Last Friday, the judge who presided over Kobe Bryant’s “rape” case announced that more sealed documents will soon be released.
With new facts emerging from the now-dismissed criminal case and a related civil court case pending, the debate surrounding Bryant continues.
The manner in which society, the media and perhaps the law approach “victims” is being gradually redefined.
One of the most controversial questions raised is whether Bryant’s accuser should be publicly named. During the criminal proceeding, the accuser’s name and most of her history received the nominal protection of Colorado’s Rape Shield Law. A media taboo against identifying “victims” of sexual assault ensured anonymity in the mainstream press.
But her name, photo and history flashed across the Internet. True anonymity was a futile exercise because too many people believed it was patently unfair to name Bryant, who was legally presumed innocent, while extending the automatic presumption and protection of victimhood to his accuser. Veteran journalist Geneva Overholser felt strongly enough about that unfairness to resign from the Poynter Institute a noted journalism education organization because it deleted the accuser’s name from one of her columns.
The issue of accuser anonymity is being debated on two basic levels: Is it fair; and, is it possible?
Both questions arise in the civil suit even though that venue extends no legal protection to an accuser’s identity. The accuser asked to be identified as “Jane Doe” on her complaint. Federal Judge Richard Matsch denied the motion, stating, “The parties appear as equals before the court and that fundamental principle must be protected throughout these proceedings.”
He added that the accuser’s identity was already well known.
The media taboo against naming “victims” is also weakening. Last week, a respected Denver newspaper, The Rocky Mountain News, identified the accuser both on its Web site and in a print edition. Editor John Temple explained that fairness required both parties in a civil case to be named. So far, most major media has not followed suit one exception: the FOX News Channel and FOXNews.com, which identified her last Friday, and FOX News’ Greta Van Susteren, who discussed the topic on her Friday show.
Should accusers be named in criminal and civil court cases? Those who wish to identify either both or neither of the parties do so largely out of a desire to reduce false accusations.
Similarly, naming an accuser holds him or her accountable to the community. It also permits anyone who can substantiate or discredit a claim to come forward.
Rape has become an exception because of the public shame attached to being sexually violated. Yet, today, the greater disgrace adheres to whoever is accused of sexual misconduct. The disgrace involves not merely shame but also the likely loss of marriages, friends, reputation, career and wealth. Yet the damage and shame inflicted on those who are merely accused does not prevent the media from naming them.
Debate over the propriety of identifying both parties is quickly followed by speculation over whether anonymity for only one side is even possible. Once half of the story becomes public, can the other half remain confidential? The Internet has ushered in an age of instant and omnipresent information. Nothing short of totalitarian censorship may be able to enforce anonymity for “victims.”

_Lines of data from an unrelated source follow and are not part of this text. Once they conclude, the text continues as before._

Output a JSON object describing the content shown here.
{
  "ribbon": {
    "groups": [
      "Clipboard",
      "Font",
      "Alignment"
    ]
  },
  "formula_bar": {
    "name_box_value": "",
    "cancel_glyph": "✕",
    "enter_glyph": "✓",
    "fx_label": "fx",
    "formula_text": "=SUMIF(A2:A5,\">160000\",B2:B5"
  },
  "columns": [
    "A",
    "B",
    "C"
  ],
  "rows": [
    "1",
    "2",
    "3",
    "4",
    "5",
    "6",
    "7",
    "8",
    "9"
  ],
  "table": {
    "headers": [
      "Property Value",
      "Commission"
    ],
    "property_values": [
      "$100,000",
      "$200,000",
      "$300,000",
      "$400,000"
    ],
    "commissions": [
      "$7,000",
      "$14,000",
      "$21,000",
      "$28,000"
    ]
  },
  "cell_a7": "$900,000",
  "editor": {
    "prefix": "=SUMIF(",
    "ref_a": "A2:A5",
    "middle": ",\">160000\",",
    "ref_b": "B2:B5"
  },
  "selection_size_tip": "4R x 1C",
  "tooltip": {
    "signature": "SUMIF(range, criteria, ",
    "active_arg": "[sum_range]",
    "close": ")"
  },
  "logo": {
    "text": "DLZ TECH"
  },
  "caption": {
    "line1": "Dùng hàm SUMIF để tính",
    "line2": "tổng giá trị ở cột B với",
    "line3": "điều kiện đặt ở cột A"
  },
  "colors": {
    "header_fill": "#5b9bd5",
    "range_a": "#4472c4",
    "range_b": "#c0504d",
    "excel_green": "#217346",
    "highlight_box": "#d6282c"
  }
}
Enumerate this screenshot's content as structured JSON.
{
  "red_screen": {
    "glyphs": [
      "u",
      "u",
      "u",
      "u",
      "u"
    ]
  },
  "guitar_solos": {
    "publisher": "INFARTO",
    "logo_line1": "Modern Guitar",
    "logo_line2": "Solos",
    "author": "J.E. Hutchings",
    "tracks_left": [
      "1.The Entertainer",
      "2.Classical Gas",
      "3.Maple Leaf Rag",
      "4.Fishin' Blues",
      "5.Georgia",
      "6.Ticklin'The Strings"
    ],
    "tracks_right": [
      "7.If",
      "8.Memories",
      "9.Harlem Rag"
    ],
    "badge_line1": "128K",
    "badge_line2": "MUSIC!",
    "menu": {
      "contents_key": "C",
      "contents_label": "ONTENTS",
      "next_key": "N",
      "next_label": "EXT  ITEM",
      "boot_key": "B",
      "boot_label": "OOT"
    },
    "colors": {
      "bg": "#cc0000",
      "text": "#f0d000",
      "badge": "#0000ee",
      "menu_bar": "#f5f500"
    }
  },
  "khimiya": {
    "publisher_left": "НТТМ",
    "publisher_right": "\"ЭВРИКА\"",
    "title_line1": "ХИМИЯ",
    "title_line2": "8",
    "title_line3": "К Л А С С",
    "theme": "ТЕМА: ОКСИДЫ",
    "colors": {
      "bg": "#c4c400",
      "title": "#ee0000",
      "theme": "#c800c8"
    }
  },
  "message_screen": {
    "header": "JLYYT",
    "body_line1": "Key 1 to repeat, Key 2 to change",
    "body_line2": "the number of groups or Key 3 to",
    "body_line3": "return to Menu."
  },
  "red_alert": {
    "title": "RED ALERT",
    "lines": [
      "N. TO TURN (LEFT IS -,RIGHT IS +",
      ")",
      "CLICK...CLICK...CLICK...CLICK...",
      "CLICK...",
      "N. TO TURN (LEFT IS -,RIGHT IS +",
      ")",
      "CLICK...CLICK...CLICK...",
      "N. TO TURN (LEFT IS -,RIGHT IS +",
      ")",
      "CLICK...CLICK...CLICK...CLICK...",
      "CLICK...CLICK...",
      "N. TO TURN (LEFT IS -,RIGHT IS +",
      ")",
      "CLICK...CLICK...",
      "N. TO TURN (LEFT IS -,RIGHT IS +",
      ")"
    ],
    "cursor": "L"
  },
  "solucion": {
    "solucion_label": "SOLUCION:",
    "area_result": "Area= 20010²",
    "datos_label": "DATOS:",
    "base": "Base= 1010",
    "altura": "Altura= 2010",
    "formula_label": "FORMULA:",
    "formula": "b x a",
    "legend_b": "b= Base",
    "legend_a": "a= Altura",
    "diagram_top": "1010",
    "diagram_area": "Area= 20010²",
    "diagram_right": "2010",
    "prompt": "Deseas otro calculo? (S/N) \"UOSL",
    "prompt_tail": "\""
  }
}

Consider just one instance. The Eagle County sheriff and district attorney’s offices have already released a cascade of documents on the Bryant criminal case, with the page-count approaching 1,000.
Most of the documents have been heavily redacted. That is, they have been edited to delete references to the alleged victim’s name or to “sexual conduct held to be inadmissible under the Rape Shield statute.” But the careful editing provides no real protection.
For example, an unredacted transcript of the interview that police conducted with Bryant the night after the alleged rape is freely available online. [Warning: graphic language.] The implicit message of sites that post such documents is this: If you are going to release information, release it all so the public can judge.
Much of Bryant’s punishment has come from public reaction; for example, he lost his lucrative celebrity endorsement contracts. The public is justified in wanting to base their judgments on all the facts, especially since the criminal case is no longer active. For example, the publication of documents has revealed that Bryant’s accuser told at least two lies to the police.
Specifically, a letter to the police from the accuser was among the previously sealed documents that were released after the collapse of the criminal case. It apologized for lying about two details of the “rape.”
The lies were part of a legal process that could destroy another human being’s life. Why should the lies or the name of the accuser who told them receive court protection?
The Bryant saga will run on and on. In fact, the civil case may provide more legal theater than the criminal proceeding. For one thing, the accuser has procured the services of mega-hitter lawyer Lin Wood. Wood was added “to address growing concerns regarding media coverage” and “her privacy rights.”
The accuser swings between demanding privacy and taking public action. As a practical matter, it is becoming increasingly apparent that those who bring accusations cannot have both. As a matter of fairness, that may be for the best.
For the record, her name is Katelyn Faber.
October 21, 2004